== HOW TO COMPLETE THIS TASK ==
Below are some records. How many of their lines contain the string "Microsoft"? Answer with the number alone.

#### MATERIAL SHOWN

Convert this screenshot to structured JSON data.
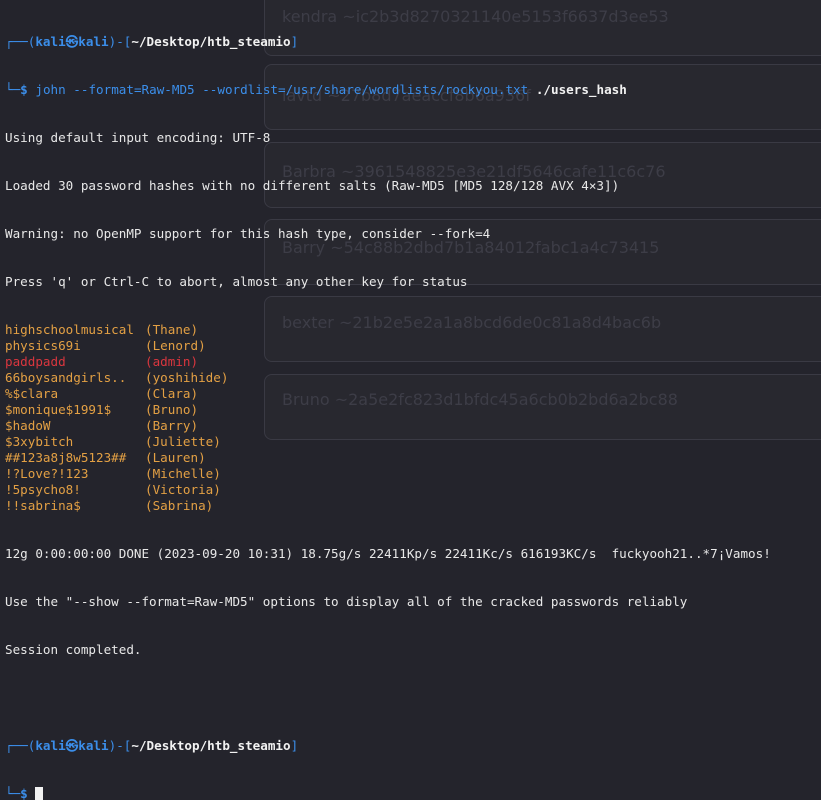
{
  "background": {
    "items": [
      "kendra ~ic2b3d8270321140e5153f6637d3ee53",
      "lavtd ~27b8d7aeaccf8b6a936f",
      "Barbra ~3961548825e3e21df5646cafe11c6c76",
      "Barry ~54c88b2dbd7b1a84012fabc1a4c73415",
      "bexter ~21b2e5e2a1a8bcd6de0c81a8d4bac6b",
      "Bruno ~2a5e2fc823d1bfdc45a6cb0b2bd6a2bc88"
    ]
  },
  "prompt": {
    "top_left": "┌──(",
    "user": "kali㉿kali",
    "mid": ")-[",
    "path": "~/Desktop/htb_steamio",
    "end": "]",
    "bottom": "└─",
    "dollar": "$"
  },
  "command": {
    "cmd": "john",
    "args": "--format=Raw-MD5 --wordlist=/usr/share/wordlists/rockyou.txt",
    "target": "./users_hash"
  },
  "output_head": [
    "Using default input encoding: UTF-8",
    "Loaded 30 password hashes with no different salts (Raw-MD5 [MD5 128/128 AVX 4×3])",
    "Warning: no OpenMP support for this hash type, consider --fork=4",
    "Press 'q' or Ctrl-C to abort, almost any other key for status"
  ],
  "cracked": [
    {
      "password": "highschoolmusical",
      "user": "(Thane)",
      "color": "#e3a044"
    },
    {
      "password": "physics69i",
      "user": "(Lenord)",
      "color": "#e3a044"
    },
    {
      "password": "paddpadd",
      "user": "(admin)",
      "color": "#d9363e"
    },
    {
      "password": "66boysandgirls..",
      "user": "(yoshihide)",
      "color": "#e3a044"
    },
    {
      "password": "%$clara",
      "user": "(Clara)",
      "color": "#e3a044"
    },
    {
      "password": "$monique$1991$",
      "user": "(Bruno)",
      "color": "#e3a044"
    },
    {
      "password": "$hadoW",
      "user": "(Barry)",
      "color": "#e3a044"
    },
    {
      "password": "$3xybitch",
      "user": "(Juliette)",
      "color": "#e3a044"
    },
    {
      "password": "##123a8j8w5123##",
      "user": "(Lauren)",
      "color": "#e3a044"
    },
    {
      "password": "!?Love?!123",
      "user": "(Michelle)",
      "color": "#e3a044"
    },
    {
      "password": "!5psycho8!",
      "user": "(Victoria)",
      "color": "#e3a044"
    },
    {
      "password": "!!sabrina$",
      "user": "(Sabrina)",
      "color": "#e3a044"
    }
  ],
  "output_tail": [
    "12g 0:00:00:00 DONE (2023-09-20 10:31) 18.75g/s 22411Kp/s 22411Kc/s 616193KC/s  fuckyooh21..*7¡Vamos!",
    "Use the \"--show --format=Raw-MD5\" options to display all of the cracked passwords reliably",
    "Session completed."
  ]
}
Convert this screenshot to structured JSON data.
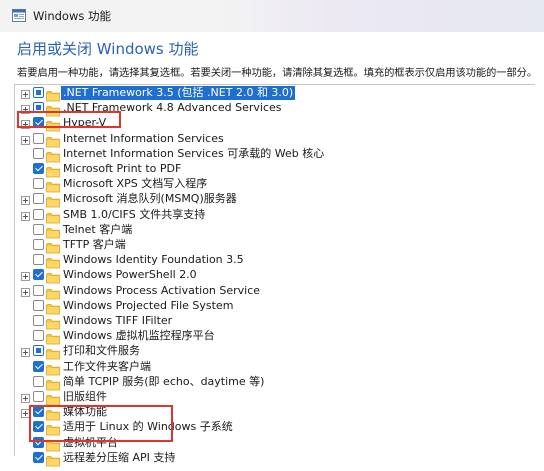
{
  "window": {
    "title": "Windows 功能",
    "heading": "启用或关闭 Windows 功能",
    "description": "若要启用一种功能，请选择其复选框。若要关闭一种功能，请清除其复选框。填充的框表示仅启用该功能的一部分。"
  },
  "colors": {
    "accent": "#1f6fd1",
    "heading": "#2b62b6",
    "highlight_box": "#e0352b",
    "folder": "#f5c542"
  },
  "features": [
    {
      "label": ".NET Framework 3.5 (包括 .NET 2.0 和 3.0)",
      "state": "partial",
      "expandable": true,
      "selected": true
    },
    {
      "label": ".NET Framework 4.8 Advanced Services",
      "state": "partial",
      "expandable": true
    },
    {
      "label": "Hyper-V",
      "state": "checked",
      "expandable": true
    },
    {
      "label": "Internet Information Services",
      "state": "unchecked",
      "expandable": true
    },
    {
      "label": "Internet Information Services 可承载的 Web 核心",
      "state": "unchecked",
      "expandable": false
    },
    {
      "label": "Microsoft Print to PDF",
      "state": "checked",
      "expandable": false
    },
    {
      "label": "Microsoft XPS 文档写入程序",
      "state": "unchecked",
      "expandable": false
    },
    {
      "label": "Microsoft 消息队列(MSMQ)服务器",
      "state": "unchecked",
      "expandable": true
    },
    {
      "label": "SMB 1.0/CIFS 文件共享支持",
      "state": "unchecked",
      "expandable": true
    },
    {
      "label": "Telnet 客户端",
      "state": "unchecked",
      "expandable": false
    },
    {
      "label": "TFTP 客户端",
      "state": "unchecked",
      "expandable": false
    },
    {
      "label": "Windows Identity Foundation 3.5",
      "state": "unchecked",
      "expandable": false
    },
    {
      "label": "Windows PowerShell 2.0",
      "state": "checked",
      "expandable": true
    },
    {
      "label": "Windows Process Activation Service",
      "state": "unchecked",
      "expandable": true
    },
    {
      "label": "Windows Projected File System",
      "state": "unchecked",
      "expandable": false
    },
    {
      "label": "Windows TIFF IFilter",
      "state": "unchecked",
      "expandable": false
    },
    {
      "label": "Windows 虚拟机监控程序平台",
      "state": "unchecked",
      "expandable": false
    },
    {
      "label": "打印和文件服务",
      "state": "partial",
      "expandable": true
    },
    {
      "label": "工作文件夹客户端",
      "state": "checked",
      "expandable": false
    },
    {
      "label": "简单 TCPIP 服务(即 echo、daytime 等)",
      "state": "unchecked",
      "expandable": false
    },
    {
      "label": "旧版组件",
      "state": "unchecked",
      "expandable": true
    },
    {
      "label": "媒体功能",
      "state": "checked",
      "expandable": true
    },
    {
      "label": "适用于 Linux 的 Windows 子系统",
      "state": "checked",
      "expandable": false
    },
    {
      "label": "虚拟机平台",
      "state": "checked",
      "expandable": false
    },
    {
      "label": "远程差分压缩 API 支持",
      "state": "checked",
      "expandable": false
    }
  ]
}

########

== EXERCISE RESPONSE ==
3